:: Work instruction ::
Lines holding the string "selection" are the ones to copy from this listing.

:: Exercise input ::
[Start of Attachment]

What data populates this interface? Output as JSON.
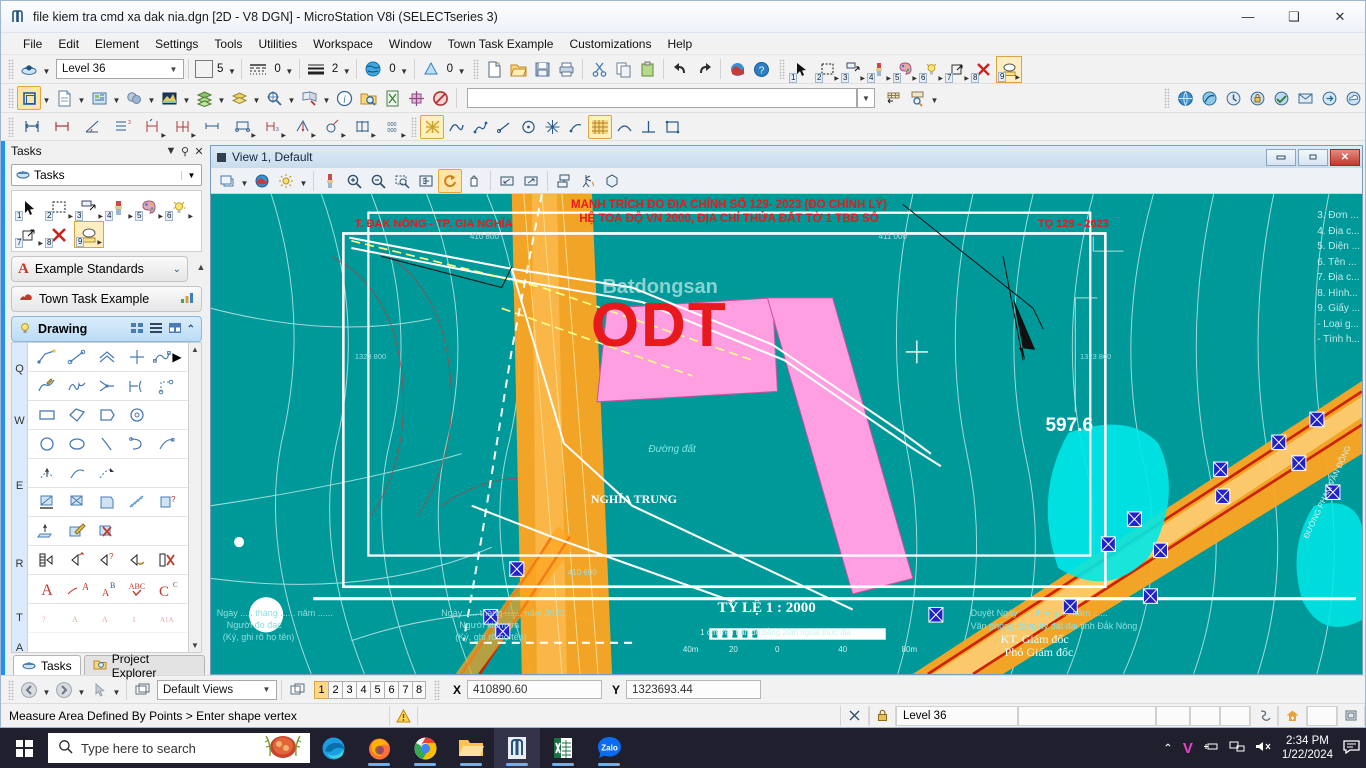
{
  "window": {
    "title": "file kiem tra cmd  xa dak nia.dgn [2D - V8 DGN] - MicroStation V8i (SELECTseries 3)",
    "app_icon": "microstation-icon",
    "minimize": "—",
    "maximize": "❑",
    "close": "✕"
  },
  "menubar": {
    "items": [
      {
        "label": "File"
      },
      {
        "label": "Edit"
      },
      {
        "label": "Element"
      },
      {
        "label": "Settings"
      },
      {
        "label": "Tools"
      },
      {
        "label": "Utilities"
      },
      {
        "label": "Workspace"
      },
      {
        "label": "Window"
      },
      {
        "label": "Town Task Example"
      },
      {
        "label": "Customizations"
      },
      {
        "label": "Help"
      }
    ]
  },
  "attributes_toolbar": {
    "level_value": "Level 36",
    "color_value": "5",
    "color_swatch": "#ff00ff",
    "style_value": "0",
    "weight_value": "2",
    "class_value": "0",
    "transparency_value": "0",
    "icons": [
      "active-level-icon",
      "color-icon",
      "line-style-icon",
      "line-weight-icon",
      "element-class-icon",
      "transparency-icon"
    ]
  },
  "standard_toolbar": {
    "icons": [
      "new-file-icon",
      "open-file-icon",
      "save-icon",
      "print-icon",
      "cut-icon",
      "copy-icon",
      "paste-icon",
      "undo-icon",
      "redo-icon",
      "render-icon",
      "help-icon"
    ]
  },
  "task_navigation_toolbar": {
    "icons": [
      "select-element-icon",
      "fence-icon",
      "copy-element-icon",
      "change-attributes-icon",
      "pattern-icon",
      "measure-icon",
      "move-icon",
      "delete-element-icon",
      "text-icon"
    ],
    "numbers": [
      "1",
      "2",
      "3",
      "4",
      "5",
      "6",
      "7",
      "8",
      "9"
    ]
  },
  "primary_toolbar": {
    "icons": [
      "models-icon",
      "references-icon",
      "raster-manager-icon",
      "point-cloud-icon",
      "terrain-model-icon",
      "level-manager-icon",
      "level-display-icon",
      "element-selection-icon",
      "fence-tool-icon",
      "element-info-icon",
      "find-replace-icon",
      "analyze-icon",
      "markup-icon",
      "clear-icon"
    ],
    "keyin_value": "",
    "keyin_placeholder": ""
  },
  "dimension_toolbar": {
    "icons": [
      "dimension-element-icon",
      "dimension-linear-icon",
      "dimension-angular-icon",
      "dimension-ordinate-icon",
      "dimension-size-arrow-icon",
      "dimension-size-stroke-icon",
      "dimension-location-icon",
      "dimension-stacked-icon",
      "dimension-angle-icon",
      "dimension-radial-icon",
      "dimension-diameter-icon",
      "dimension-geometry-icon",
      "dimension-settings-icon"
    ]
  },
  "draw_toolbar": {
    "icons": [
      "measure-area-icon",
      "place-smartline-icon",
      "place-line-icon",
      "place-arc-icon",
      "place-circle-icon",
      "place-ellipse-icon",
      "place-point-icon",
      "hatch-area-icon",
      "place-curve-icon",
      "perpendicular-icon",
      "place-block-icon"
    ],
    "active_icon": "hatch-area-icon"
  },
  "tasks_panel": {
    "title": "Tasks",
    "header_buttons": [
      "chevron-down-icon",
      "pin-icon",
      "close-icon"
    ],
    "selector_label": "Tasks",
    "selector_icon": "tasks-icon",
    "quick_tools": [
      {
        "num": "1",
        "name": "element-selection-icon"
      },
      {
        "num": "2",
        "name": "place-fence-icon"
      },
      {
        "num": "3",
        "name": "copy-element-icon"
      },
      {
        "num": "4",
        "name": "change-attributes-icon"
      },
      {
        "num": "5",
        "name": "pattern-icon"
      },
      {
        "num": "6",
        "name": "measure-icon"
      },
      {
        "num": "7",
        "name": "move-element-icon"
      },
      {
        "num": "8",
        "name": "delete-element-icon"
      },
      {
        "num": "9",
        "name": "place-text-icon"
      }
    ],
    "sections": [
      {
        "label": "Example Standards",
        "icon": "letter-a-icon",
        "chevron": "chevron-down-icon"
      },
      {
        "label": "Town Task Example",
        "icon": "town-icon",
        "chevron": "chart-icon"
      },
      {
        "label": "Drawing",
        "icon": "bulb-icon",
        "chevron": "chevron-up-icon"
      }
    ],
    "tool_groups": [
      {
        "key": "Q",
        "icons": [
          "place-smartline-icon",
          "place-line-icon",
          "place-multiline-icon",
          "place-point-icon",
          "place-curve-icon",
          "place-stream-icon",
          "place-point-curve-icon",
          "place-multi-line-icon",
          "construct-line-icon",
          "place-composite-icon"
        ]
      },
      {
        "key": "W",
        "icons": [
          "place-block-icon",
          "place-shape-icon",
          "place-orthogonal-shape-icon",
          "place-polygon-icon"
        ]
      },
      {
        "key": "E",
        "icons": [
          "place-circle-icon",
          "place-ellipse-icon",
          "place-arc-icon",
          "place-half-ellipse-icon",
          "place-quarter-ellipse-icon",
          "modify-arc-radius-icon",
          "modify-arc-angle-icon",
          "modify-arc-axis-icon"
        ]
      },
      {
        "key": "R",
        "icons": [
          "hatch-area-icon",
          "crosshatch-area-icon",
          "pattern-area-icon",
          "linear-pattern-icon",
          "show-pattern-attributes-icon",
          "match-pattern-icon",
          "change-pattern-icon",
          "delete-pattern-icon"
        ]
      },
      {
        "key": "T",
        "icons": [
          "place-cell-icon",
          "place-active-cell-matrix-icon",
          "identify-cell-icon",
          "replace-cell-icon",
          "drop-cell-icon"
        ]
      },
      {
        "key": "A",
        "icons": [
          "place-text-icon",
          "place-note-icon",
          "edit-text-icon",
          "spell-check-icon",
          "change-text-attributes-icon"
        ]
      }
    ],
    "tabs": [
      {
        "label": "Tasks",
        "icon": "tasks-icon",
        "selected": true
      },
      {
        "label": "Project Explorer",
        "icon": "explorer-icon",
        "selected": false
      }
    ]
  },
  "view_window": {
    "title": "View 1, Default",
    "minimize": "—",
    "maximize": "□",
    "close": "✕",
    "tools": [
      "view-attributes-icon",
      "view-display-style-icon",
      "adjust-brightness-icon",
      "update-view-icon",
      "zoom-in-icon",
      "zoom-out-icon",
      "window-area-icon",
      "fit-view-icon",
      "rotate-view-icon",
      "pan-view-icon",
      "view-previous-icon",
      "view-next-icon",
      "copy-view-icon",
      "change-view-perspective-icon",
      "clip-volume-icon"
    ],
    "active_tool": "rotate-view-icon"
  },
  "map": {
    "title_line1": "MANH TRÍCH ĐO ĐỊA CHÍNH SỐ 129- 2023 (ĐO CHÍNH LÝ)",
    "title_line2": "HỆ TOẠ ĐỘ VN 2000, ĐỊA CHỈ THỬA ĐẤT  TỜ 1 TBĐ SỐ",
    "region_label": "T. ĐAK NÔNG  -  TP. GIA NGHĨA",
    "sheet_code": "TỌ 129 - 2023",
    "parcel_type": "ODT",
    "village_label": "NGHĨA TRUNG",
    "road_label": "Đường đất",
    "elevation_label": "597.6",
    "scale_title": "TỶ LỆ 1 : 2000",
    "scale_note": "1 cm trên bản đồ bằng 20m ngoài thực địa",
    "scale_ticks": [
      "40m",
      "20",
      "0",
      "40",
      "80m"
    ],
    "grid_labels": [
      "410 800",
      "411 000",
      "410 600",
      "1323 800",
      "1323 800"
    ],
    "watermark": "Batdongsan",
    "sign_blocks": [
      {
        "line1": "Ngày ..... tháng ...... năm ......",
        "line2": "Người đo đạc",
        "line3": "(Ký, ghi rõ họ tên)"
      },
      {
        "line1": "Ngày ..... tháng ....... năm 2023",
        "line2": "Người kiểm tra",
        "line3": "(Ký, ghi rõ họ tên)"
      },
      {
        "line1": "Duyệt Ngày ..... tháng .... năm ......",
        "line2": "Văn phòng đăng ký đất đai tỉnh Đắk Nông",
        "line3": "KT. Giám đốc",
        "line4": "Phó Giám đốc"
      }
    ],
    "legend_items": [
      "3. Đơn ...",
      "4. Địa c...",
      "5. Diện ...",
      "6. Tên ...",
      "7. Địa c...",
      "8. Hình...",
      "9. Giấy ...",
      "- Loại g...",
      "- Tình h..."
    ],
    "vertical_road_label": "ĐƯỜNG PHẠM VĂN ĐỒNG",
    "colors": {
      "background": "#009999",
      "parcel_pink": "#ff9ee0",
      "road_orange": "#ffa420",
      "road_red": "#cc2200",
      "title_red": "#e8191c",
      "cyan": "#00f0f0",
      "marker_blue": "#2222cc"
    }
  },
  "view_status": {
    "back_icon": "back-arrow-icon",
    "forward_icon": "forward-arrow-icon",
    "pointer_icon": "pointer-icon",
    "views_label": "Default Views",
    "view_group_icon": "view-groups-icon",
    "view_numbers": [
      "1",
      "2",
      "3",
      "4",
      "5",
      "6",
      "7",
      "8"
    ],
    "active_view": "1",
    "x_label": "X",
    "x_value": "410890.60",
    "y_label": "Y",
    "y_value": "1323693.44"
  },
  "status_bar": {
    "message": "Measure Area Defined By Points > Enter shape vertex",
    "warning_icon": "warning-icon",
    "snap_icon": "snap-off-icon",
    "lock_icon": "lock-icon",
    "level_value": "Level 36",
    "empty_field": "",
    "right_icons": [
      "snap-mode-icon",
      "home-icon",
      "tool-settings-icon"
    ]
  },
  "taskbar": {
    "start_icon": "windows-start-icon",
    "search_placeholder": "Type here to search",
    "search_icon": "search-icon",
    "weather_icon": "food-widget-icon",
    "apps": [
      {
        "name": "edge-icon",
        "running": false
      },
      {
        "name": "firefox-icon",
        "running": true
      },
      {
        "name": "chrome-icon",
        "running": true
      },
      {
        "name": "file-explorer-icon",
        "running": true
      },
      {
        "name": "microstation-icon",
        "running": true,
        "selected": true
      },
      {
        "name": "excel-icon",
        "running": true
      },
      {
        "name": "zalo-icon",
        "running": true
      }
    ],
    "tray_icons": [
      "chevron-up-icon",
      "unikey-icon",
      "usb-icon",
      "network-icon",
      "volume-mute-icon"
    ],
    "time": "2:34 PM",
    "date": "1/22/2024",
    "notification_icon": "notification-icon"
  }
}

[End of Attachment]

:: Answer to this problem ::
      "element-selection-icon",
        "name": "element-selection-icon"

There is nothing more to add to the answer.